**Task instructions**:
Your answer must be the full set of entries, repeated exactly.

**Input data**:
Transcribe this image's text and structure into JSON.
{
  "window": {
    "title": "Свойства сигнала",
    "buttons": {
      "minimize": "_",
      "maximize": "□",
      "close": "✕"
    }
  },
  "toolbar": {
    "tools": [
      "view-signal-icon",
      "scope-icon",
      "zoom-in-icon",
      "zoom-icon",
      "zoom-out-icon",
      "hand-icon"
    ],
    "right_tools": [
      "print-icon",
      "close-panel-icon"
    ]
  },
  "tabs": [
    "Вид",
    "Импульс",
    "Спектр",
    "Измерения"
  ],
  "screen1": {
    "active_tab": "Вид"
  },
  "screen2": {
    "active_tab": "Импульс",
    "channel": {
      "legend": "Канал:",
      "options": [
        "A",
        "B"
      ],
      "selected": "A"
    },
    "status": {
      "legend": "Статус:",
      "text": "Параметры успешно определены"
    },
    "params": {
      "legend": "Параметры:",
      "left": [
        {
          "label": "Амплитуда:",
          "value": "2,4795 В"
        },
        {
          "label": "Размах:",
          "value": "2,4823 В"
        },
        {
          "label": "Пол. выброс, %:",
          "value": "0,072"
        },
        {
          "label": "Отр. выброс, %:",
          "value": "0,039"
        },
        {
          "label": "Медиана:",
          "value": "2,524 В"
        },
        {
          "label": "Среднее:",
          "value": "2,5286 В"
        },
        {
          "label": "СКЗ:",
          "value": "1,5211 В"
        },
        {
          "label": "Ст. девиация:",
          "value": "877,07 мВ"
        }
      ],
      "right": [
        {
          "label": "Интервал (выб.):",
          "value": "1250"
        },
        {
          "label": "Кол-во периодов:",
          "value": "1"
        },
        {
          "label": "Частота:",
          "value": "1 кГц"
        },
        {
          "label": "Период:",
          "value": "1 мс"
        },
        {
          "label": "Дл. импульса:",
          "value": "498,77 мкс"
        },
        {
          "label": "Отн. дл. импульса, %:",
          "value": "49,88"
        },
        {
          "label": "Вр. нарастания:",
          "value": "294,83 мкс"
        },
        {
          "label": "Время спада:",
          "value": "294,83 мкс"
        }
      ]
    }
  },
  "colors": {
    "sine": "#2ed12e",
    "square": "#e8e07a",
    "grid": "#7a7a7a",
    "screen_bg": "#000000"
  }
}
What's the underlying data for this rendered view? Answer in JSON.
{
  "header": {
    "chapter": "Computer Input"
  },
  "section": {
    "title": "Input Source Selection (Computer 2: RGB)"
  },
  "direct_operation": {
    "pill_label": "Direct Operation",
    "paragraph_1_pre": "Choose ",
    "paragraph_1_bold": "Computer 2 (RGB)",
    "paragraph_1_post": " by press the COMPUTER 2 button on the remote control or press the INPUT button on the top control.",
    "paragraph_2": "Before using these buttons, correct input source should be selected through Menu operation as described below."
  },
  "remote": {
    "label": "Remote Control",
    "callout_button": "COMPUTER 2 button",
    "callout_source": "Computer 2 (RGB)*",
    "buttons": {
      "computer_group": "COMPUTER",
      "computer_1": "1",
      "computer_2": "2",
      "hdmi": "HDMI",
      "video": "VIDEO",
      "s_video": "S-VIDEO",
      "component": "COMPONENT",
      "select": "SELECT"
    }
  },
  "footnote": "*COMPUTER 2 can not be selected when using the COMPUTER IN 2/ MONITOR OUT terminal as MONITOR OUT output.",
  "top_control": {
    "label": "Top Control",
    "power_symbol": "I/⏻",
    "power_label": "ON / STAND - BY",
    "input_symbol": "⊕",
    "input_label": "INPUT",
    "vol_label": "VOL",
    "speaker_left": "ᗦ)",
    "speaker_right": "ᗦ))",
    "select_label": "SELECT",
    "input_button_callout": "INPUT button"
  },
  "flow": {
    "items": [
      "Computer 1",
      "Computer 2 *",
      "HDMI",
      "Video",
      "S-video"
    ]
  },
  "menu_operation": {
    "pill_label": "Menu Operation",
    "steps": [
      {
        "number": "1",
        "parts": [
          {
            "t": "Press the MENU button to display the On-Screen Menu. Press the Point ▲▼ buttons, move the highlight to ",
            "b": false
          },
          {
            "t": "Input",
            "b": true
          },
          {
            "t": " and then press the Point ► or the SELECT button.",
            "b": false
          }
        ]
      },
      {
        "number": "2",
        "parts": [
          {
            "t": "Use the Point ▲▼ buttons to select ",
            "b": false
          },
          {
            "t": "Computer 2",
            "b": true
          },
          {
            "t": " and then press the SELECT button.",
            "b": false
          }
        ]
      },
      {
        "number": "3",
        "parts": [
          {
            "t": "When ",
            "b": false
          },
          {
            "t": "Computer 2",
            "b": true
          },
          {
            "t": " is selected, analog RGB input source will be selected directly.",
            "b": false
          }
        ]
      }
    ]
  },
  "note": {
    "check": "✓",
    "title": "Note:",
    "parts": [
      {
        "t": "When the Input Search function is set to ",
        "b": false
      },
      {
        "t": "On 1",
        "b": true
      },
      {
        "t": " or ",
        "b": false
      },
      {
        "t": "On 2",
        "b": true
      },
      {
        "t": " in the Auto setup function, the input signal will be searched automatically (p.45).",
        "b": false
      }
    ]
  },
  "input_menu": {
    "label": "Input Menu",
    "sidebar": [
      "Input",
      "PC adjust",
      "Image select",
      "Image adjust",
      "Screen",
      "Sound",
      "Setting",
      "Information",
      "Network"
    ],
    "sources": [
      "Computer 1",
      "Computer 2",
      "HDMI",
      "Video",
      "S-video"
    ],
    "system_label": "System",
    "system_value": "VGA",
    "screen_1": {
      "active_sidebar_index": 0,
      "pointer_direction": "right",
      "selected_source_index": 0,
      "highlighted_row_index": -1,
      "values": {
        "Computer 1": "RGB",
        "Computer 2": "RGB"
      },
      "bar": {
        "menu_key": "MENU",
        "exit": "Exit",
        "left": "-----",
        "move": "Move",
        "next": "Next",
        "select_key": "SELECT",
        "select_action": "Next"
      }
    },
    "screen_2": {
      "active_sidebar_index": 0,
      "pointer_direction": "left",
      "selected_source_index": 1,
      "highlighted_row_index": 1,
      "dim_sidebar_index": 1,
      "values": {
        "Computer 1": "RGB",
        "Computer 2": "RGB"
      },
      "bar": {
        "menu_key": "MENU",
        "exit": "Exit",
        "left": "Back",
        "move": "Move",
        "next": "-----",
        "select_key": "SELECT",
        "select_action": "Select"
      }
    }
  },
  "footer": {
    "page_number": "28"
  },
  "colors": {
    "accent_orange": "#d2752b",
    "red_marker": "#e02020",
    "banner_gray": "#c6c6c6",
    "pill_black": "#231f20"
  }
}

**Exercise response**:
Transcribe this image's text and structure into JSON.
{
  "window": {
    "title": "Свойства сигнала",
    "buttons": {
      "minimize": "_",
      "maximize": "□",
      "close": "✕"
    }
  },
  "toolbar": {
    "tools": [
      "view-signal-icon",
      "scope-icon",
      "zoom-in-icon",
      "zoom-icon",
      "zoom-out-icon",
      "hand-icon"
    ],
    "right_tools": [
      "print-icon",
      "close-panel-icon"
    ]
  },
  "tabs": [
    "Вид",
    "Импульс",
    "Спектр",
    "Измерения"
  ],
  "screen1": {
    "active_tab": "Вид"
  },
  "screen2": {
    "active_tab": "Импульс",
    "channel": {
      "legend": "Канал:",
      "options": [
        "A",
        "B"
      ],
      "selected": "A"
    },
    "status": {
      "legend": "Статус:",
      "text": "Параметры успешно определены"
    },
    "params": {
      "legend": "Параметры:",
      "left": [
        {
          "label": "Амплитуда:",
          "value": "2,4795 В"
        },
        {
          "label": "Размах:",
          "value": "2,4823 В"
        },
        {
          "label": "Пол. выброс, %:",
          "value": "0,072"
        },
        {
          "label": "Отр. выброс, %:",
          "value": "0,039"
        },
        {
          "label": "Медиана:",
          "value": "2,524 В"
        },
        {
          "label": "Среднее:",
          "value": "2,5286 В"
        },
        {
          "label": "СКЗ:",
          "value": "1,5211 В"
        },
        {
          "label": "Ст. девиация:",
          "value": "877,07 мВ"
        }
      ],
      "right": [
        {
          "label": "Интервал (выб.):",
          "value": "1250"
        },
        {
          "label": "Кол-во периодов:",
          "value": "1"
        },
        {
          "label": "Частота:",
          "value": "1 кГц"
        },
        {
          "label": "Период:",
          "value": "1 мс"
        },
        {
          "label": "Дл. импульса:",
          "value": "498,77 мкс"
        },
        {
          "label": "Отн. дл. импульса, %:",
          "value": "49,88"
        },
        {
          "label": "Вр. нарастания:",
          "value": "294,83 мкс"
        },
        {
          "label": "Время спада:",
          "value": "294,83 мкс"
        }
      ]
    }
  },
  "colors": {
    "sine": "#2ed12e",
    "square": "#e8e07a",
    "grid": "#7a7a7a",
    "screen_bg": "#000000"
  }
}
What's the underlying data for this rendered view? Answer in JSON.
{
  "header": {
    "chapter": "Computer Input"
  },
  "section": {
    "title": "Input Source Selection (Computer 2: RGB)"
  },
  "direct_operation": {
    "pill_label": "Direct Operation",
    "paragraph_1_pre": "Choose ",
    "paragraph_1_bold": "Computer 2 (RGB)",
    "paragraph_1_post": " by press the COMPUTER 2 button on the remote control or press the INPUT button on the top control.",
    "paragraph_2": "Before using these buttons, correct input source should be selected through Menu operation as described below."
  },
  "remote": {
    "label": "Remote Control",
    "callout_button": "COMPUTER 2 button",
    "callout_source": "Computer 2 (RGB)*",
    "buttons": {
      "computer_group": "COMPUTER",
      "computer_1": "1",
      "computer_2": "2",
      "hdmi": "HDMI",
      "video": "VIDEO",
      "s_video": "S-VIDEO",
      "component": "COMPONENT",
      "select": "SELECT"
    }
  },
  "footnote": "*COMPUTER 2 can not be selected when using the COMPUTER IN 2/ MONITOR OUT terminal as MONITOR OUT output.",
  "top_control": {
    "label": "Top Control",
    "power_symbol": "I/⏻",
    "power_label": "ON / STAND - BY",
    "input_symbol": "⊕",
    "input_label": "INPUT",
    "vol_label": "VOL",
    "speaker_left": "ᗦ)",
    "speaker_right": "ᗦ))",
    "select_label": "SELECT",
    "input_button_callout": "INPUT button"
  },
  "flow": {
    "items": [
      "Computer 1",
      "Computer 2 *",
      "HDMI",
      "Video",
      "S-video"
    ]
  },
  "menu_operation": {
    "pill_label": "Menu Operation",
    "steps": [
      {
        "number": "1",
        "parts": [
          {
            "t": "Press the MENU button to display the On-Screen Menu. Press the Point ▲▼ buttons, move the highlight to ",
            "b": false
          },
          {
            "t": "Input",
            "b": true
          },
          {
            "t": " and then press the Point ► or the SELECT button.",
            "b": false
          }
        ]
      },
      {
        "number": "2",
        "parts": [
          {
            "t": "Use the Point ▲▼ buttons to select ",
            "b": false
          },
          {
            "t": "Computer 2",
            "b": true
          },
          {
            "t": " and then press the SELECT button.",
            "b": false
          }
        ]
      },
      {
        "number": "3",
        "parts": [
          {
            "t": "When ",
            "b": false
          },
          {
            "t": "Computer 2",
            "b": true
          },
          {
            "t": " is selected, analog RGB input source will be selected directly.",
            "b": false
          }
        ]
      }
    ]
  },
  "note": {
    "check": "✓",
    "title": "Note:",
    "parts": [
      {
        "t": "When the Input Search function is set to ",
        "b": false
      },
      {
        "t": "On 1",
        "b": true
      },
      {
        "t": " or ",
        "b": false
      },
      {
        "t": "On 2",
        "b": true
      },
      {
        "t": " in the Auto setup function, the input signal will be searched automatically (p.45).",
        "b": false
      }
    ]
  },
  "input_menu": {
    "label": "Input Menu",
    "sidebar": [
      "Input",
      "PC adjust",
      "Image select",
      "Image adjust",
      "Screen",
      "Sound",
      "Setting",
      "Information",
      "Network"
    ],
    "sources": [
      "Computer 1",
      "Computer 2",
      "HDMI",
      "Video",
      "S-video"
    ],
    "system_label": "System",
    "system_value": "VGA",
    "screen_1": {
      "active_sidebar_index": 0,
      "pointer_direction": "right",
      "selected_source_index": 0,
      "highlighted_row_index": -1,
      "values": {
        "Computer 1": "RGB",
        "Computer 2": "RGB"
      },
      "bar": {
        "menu_key": "MENU",
        "exit": "Exit",
        "left": "-----",
        "move": "Move",
        "next": "Next",
        "select_key": "SELECT",
        "select_action": "Next"
      }
    },
    "screen_2": {
      "active_sidebar_index": 0,
      "pointer_direction": "left",
      "selected_source_index": 1,
      "highlighted_row_index": 1,
      "dim_sidebar_index": 1,
      "values": {
        "Computer 1": "RGB",
        "Computer 2": "RGB"
      },
      "bar": {
        "menu_key": "MENU",
        "exit": "Exit",
        "left": "Back",
        "move": "Move",
        "next": "-----",
        "select_key": "SELECT",
        "select_action": "Select"
      }
    }
  },
  "footer": {
    "page_number": "28"
  },
  "colors": {
    "accent_orange": "#d2752b",
    "red_marker": "#e02020",
    "banner_gray": "#c6c6c6",
    "pill_black": "#231f20"
  }
}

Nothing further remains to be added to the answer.